But how do you learn if you don't acknowledge and fully understand your mistakes? If you can only bring yourself to call them "potential" mistakes? You can't. And apparently Obama is realizing that now.
The ultimate pragamatist -- who wanted very much to avoid unnecessary bad feelings that would distract from his agenda -- now seems to recognize that the advocates of further investigation couldn't be put off forever.
The St. Louis Post-Dispatch editorial board wrote this morning: "If it was Mr. Obama's hope to lay the torture issue to rest, he will be disappointed. Too many issues remain, most fundamentally, did the 'enhanced interrogation techniques' keep us safe — as Vice President Dick Cheney and others insist — or were they the product of simplistic minds that had seen too many episodes of '24'? Who was driving these decisions?

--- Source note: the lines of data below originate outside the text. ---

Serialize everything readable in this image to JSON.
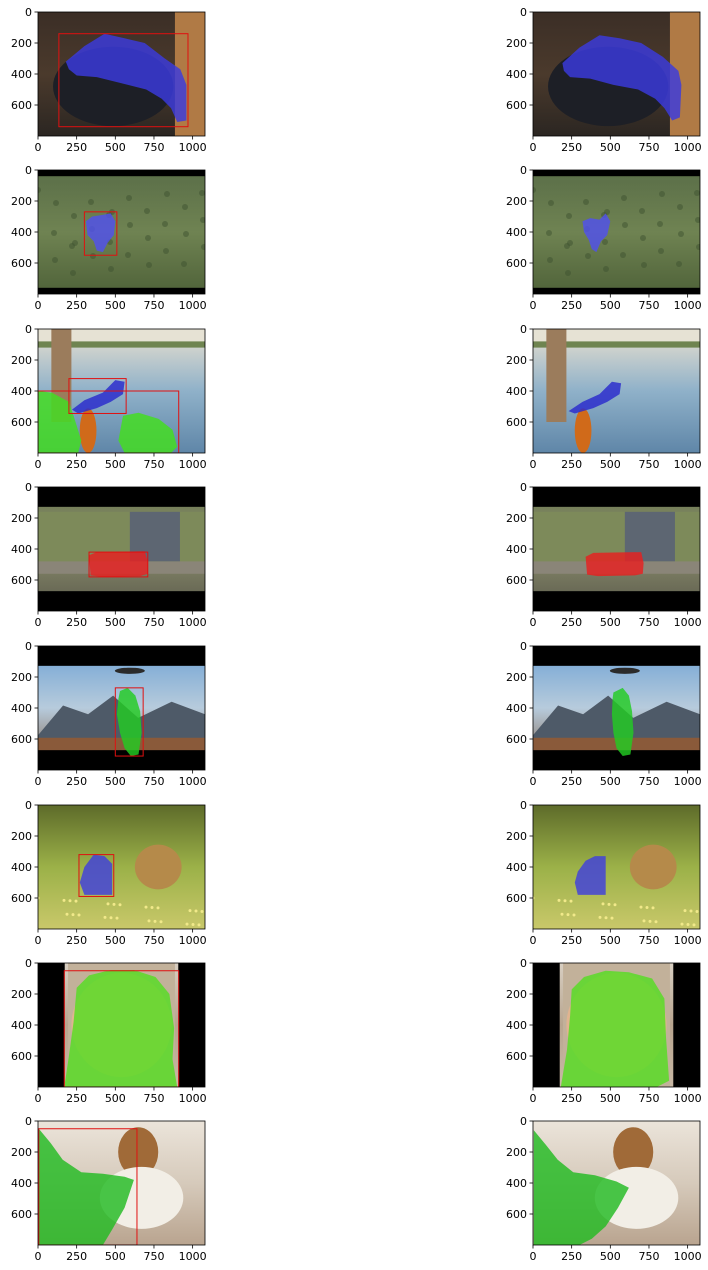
{
  "chart_data": {
    "type": "image-grid",
    "rows": 8,
    "cols": 2,
    "xlim": [
      0,
      1080
    ],
    "ylim": [
      800,
      0
    ],
    "xticks": [
      0,
      250,
      500,
      750,
      1000
    ],
    "yticks": [
      0,
      200,
      400,
      600
    ],
    "panels": [
      {
        "row": 0,
        "scene": "cat on chair",
        "mask_color": "#3a3adf",
        "boxes": [
          [
            135,
            140,
            970,
            740
          ]
        ],
        "left_mask": [
          [
            180,
            320
          ],
          [
            300,
            220
          ],
          [
            430,
            140
          ],
          [
            560,
            170
          ],
          [
            690,
            200
          ],
          [
            820,
            300
          ],
          [
            920,
            370
          ],
          [
            960,
            470
          ],
          [
            960,
            700
          ],
          [
            900,
            710
          ],
          [
            860,
            620
          ],
          [
            800,
            560
          ],
          [
            700,
            500
          ],
          [
            540,
            460
          ],
          [
            380,
            420
          ],
          [
            250,
            410
          ],
          [
            200,
            370
          ]
        ],
        "right_mask": [
          [
            190,
            330
          ],
          [
            300,
            230
          ],
          [
            430,
            150
          ],
          [
            560,
            170
          ],
          [
            700,
            200
          ],
          [
            840,
            290
          ],
          [
            940,
            380
          ],
          [
            960,
            470
          ],
          [
            950,
            680
          ],
          [
            900,
            700
          ],
          [
            850,
            620
          ],
          [
            790,
            560
          ],
          [
            680,
            500
          ],
          [
            520,
            470
          ],
          [
            370,
            430
          ],
          [
            240,
            420
          ],
          [
            200,
            380
          ]
        ]
      },
      {
        "row": 1,
        "scene": "rooster in field",
        "mask_color": "#5050ee",
        "boxes": [
          [
            300,
            270,
            510,
            550
          ]
        ],
        "left_mask": [
          [
            310,
            330
          ],
          [
            350,
            300
          ],
          [
            420,
            290
          ],
          [
            470,
            280
          ],
          [
            500,
            330
          ],
          [
            490,
            420
          ],
          [
            450,
            470
          ],
          [
            420,
            530
          ],
          [
            380,
            520
          ],
          [
            360,
            460
          ],
          [
            320,
            420
          ]
        ],
        "right_mask": [
          [
            320,
            330
          ],
          [
            370,
            310
          ],
          [
            430,
            320
          ],
          [
            470,
            280
          ],
          [
            500,
            330
          ],
          [
            480,
            420
          ],
          [
            440,
            460
          ],
          [
            410,
            530
          ],
          [
            380,
            510
          ],
          [
            360,
            450
          ],
          [
            330,
            400
          ]
        ]
      },
      {
        "row": 2,
        "scene": "hands with bird toy by lake",
        "mask_color": "#2a2acd",
        "boxes": [
          [
            200,
            320,
            570,
            545
          ],
          [
            0,
            400,
            910,
            800
          ]
        ],
        "left_mask": [
          [
            220,
            520
          ],
          [
            300,
            460
          ],
          [
            420,
            410
          ],
          [
            500,
            330
          ],
          [
            560,
            340
          ],
          [
            550,
            420
          ],
          [
            470,
            470
          ],
          [
            380,
            510
          ],
          [
            260,
            545
          ]
        ],
        "right_mask": [
          [
            230,
            530
          ],
          [
            320,
            470
          ],
          [
            430,
            420
          ],
          [
            510,
            340
          ],
          [
            570,
            350
          ],
          [
            560,
            420
          ],
          [
            480,
            470
          ],
          [
            390,
            510
          ],
          [
            270,
            545
          ]
        ],
        "secondary_masks": [
          {
            "color": "#44dd22",
            "points": [
              [
                0,
                400
              ],
              [
                90,
                410
              ],
              [
                200,
                470
              ],
              [
                230,
                560
              ],
              [
                280,
                720
              ],
              [
                260,
                800
              ],
              [
                0,
                800
              ]
            ]
          },
          {
            "color": "#44dd22",
            "points": [
              [
                550,
                560
              ],
              [
                650,
                540
              ],
              [
                780,
                580
              ],
              [
                870,
                650
              ],
              [
                900,
                760
              ],
              [
                860,
                800
              ],
              [
                560,
                800
              ],
              [
                520,
                720
              ]
            ]
          }
        ]
      },
      {
        "row": 3,
        "scene": "red bus on road",
        "mask_color": "#e82020",
        "boxes": [
          [
            330,
            420,
            710,
            580
          ]
        ],
        "left_mask": [
          [
            330,
            440
          ],
          [
            380,
            420
          ],
          [
            690,
            415
          ],
          [
            710,
            480
          ],
          [
            710,
            560
          ],
          [
            660,
            575
          ],
          [
            420,
            580
          ],
          [
            340,
            570
          ]
        ],
        "right_mask": [
          [
            340,
            450
          ],
          [
            390,
            425
          ],
          [
            700,
            420
          ],
          [
            715,
            490
          ],
          [
            710,
            560
          ],
          [
            660,
            570
          ],
          [
            420,
            575
          ],
          [
            350,
            565
          ]
        ]
      },
      {
        "row": 4,
        "scene": "person with kite in mountains",
        "mask_color": "#22cc22",
        "boxes": [
          [
            500,
            270,
            680,
            710
          ]
        ],
        "left_mask": [
          [
            530,
            290
          ],
          [
            580,
            270
          ],
          [
            630,
            320
          ],
          [
            660,
            420
          ],
          [
            670,
            560
          ],
          [
            650,
            700
          ],
          [
            600,
            710
          ],
          [
            560,
            660
          ],
          [
            530,
            560
          ],
          [
            510,
            440
          ],
          [
            520,
            340
          ]
        ],
        "right_mask": [
          [
            520,
            300
          ],
          [
            580,
            270
          ],
          [
            620,
            320
          ],
          [
            640,
            420
          ],
          [
            650,
            560
          ],
          [
            630,
            700
          ],
          [
            580,
            710
          ],
          [
            540,
            660
          ],
          [
            520,
            560
          ],
          [
            510,
            440
          ],
          [
            515,
            340
          ]
        ]
      },
      {
        "row": 5,
        "scene": "puppy in grass",
        "mask_color": "#4040dd",
        "boxes": [
          [
            265,
            320,
            490,
            590
          ]
        ],
        "left_mask": [
          [
            300,
            400
          ],
          [
            360,
            320
          ],
          [
            430,
            330
          ],
          [
            480,
            380
          ],
          [
            480,
            580
          ],
          [
            300,
            580
          ],
          [
            270,
            500
          ]
        ],
        "right_mask": [
          [
            290,
            430
          ],
          [
            340,
            360
          ],
          [
            400,
            330
          ],
          [
            470,
            330
          ],
          [
            470,
            580
          ],
          [
            290,
            580
          ],
          [
            270,
            500
          ]
        ]
      },
      {
        "row": 6,
        "scene": "smiling girl portrait",
        "mask_color": "#55dd22",
        "boxes": [
          [
            170,
            50,
            910,
            800
          ]
        ],
        "left_mask": [
          [
            250,
            160
          ],
          [
            330,
            80
          ],
          [
            470,
            45
          ],
          [
            620,
            45
          ],
          [
            760,
            90
          ],
          [
            850,
            200
          ],
          [
            880,
            420
          ],
          [
            870,
            620
          ],
          [
            900,
            800
          ],
          [
            170,
            800
          ],
          [
            200,
            600
          ],
          [
            230,
            380
          ]
        ],
        "right_mask": [
          [
            250,
            170
          ],
          [
            330,
            90
          ],
          [
            470,
            50
          ],
          [
            620,
            60
          ],
          [
            770,
            100
          ],
          [
            850,
            230
          ],
          [
            860,
            480
          ],
          [
            880,
            760
          ],
          [
            800,
            800
          ],
          [
            180,
            800
          ],
          [
            220,
            560
          ],
          [
            240,
            340
          ]
        ]
      },
      {
        "row": 7,
        "scene": "beagle puppy",
        "mask_color": "#22bb22",
        "boxes": [
          [
            5,
            50,
            640,
            800
          ]
        ],
        "left_mask": [
          [
            5,
            50
          ],
          [
            80,
            140
          ],
          [
            160,
            250
          ],
          [
            280,
            330
          ],
          [
            420,
            340
          ],
          [
            560,
            360
          ],
          [
            620,
            380
          ],
          [
            560,
            560
          ],
          [
            480,
            700
          ],
          [
            420,
            800
          ],
          [
            5,
            800
          ]
        ],
        "right_mask": [
          [
            5,
            60
          ],
          [
            80,
            150
          ],
          [
            160,
            250
          ],
          [
            260,
            330
          ],
          [
            400,
            350
          ],
          [
            540,
            390
          ],
          [
            620,
            430
          ],
          [
            550,
            560
          ],
          [
            470,
            680
          ],
          [
            380,
            760
          ],
          [
            300,
            800
          ],
          [
            5,
            800
          ]
        ]
      }
    ]
  }
}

"Mr. Obama has resisted appointing an independent commission to explore these questions. He should reconsider. Only a full airing of the issue can tell us how we strayed so far from our fundamental values, and more important, how we can do it right the next time."
James Fallows blogged for the Atlantic: "Being true to the world's idea of America does not (in my opinion) crucially turn on prosecuting individual CIA or military interrogators. Instead it depends on full clarifying disclosure of the reasoning that led to these practices -- thus, maximum disclosure of the memos -- and full examination of the decisions that public officials made....
"[T]he historical record of what [Bush] approved, and what Dick Cheney recommended, what David Addington egged on, and what John Yoo and (sitting Federal Judge) Jay Bybee and others rationalized, should be established in unambiguous detail. For this, some American version of a 'Truth Commission' is probably the best solution. Many other countries would not bother. America -- to be true to itself -- must. This will matter in the world's eyes. More important, it will matters to us."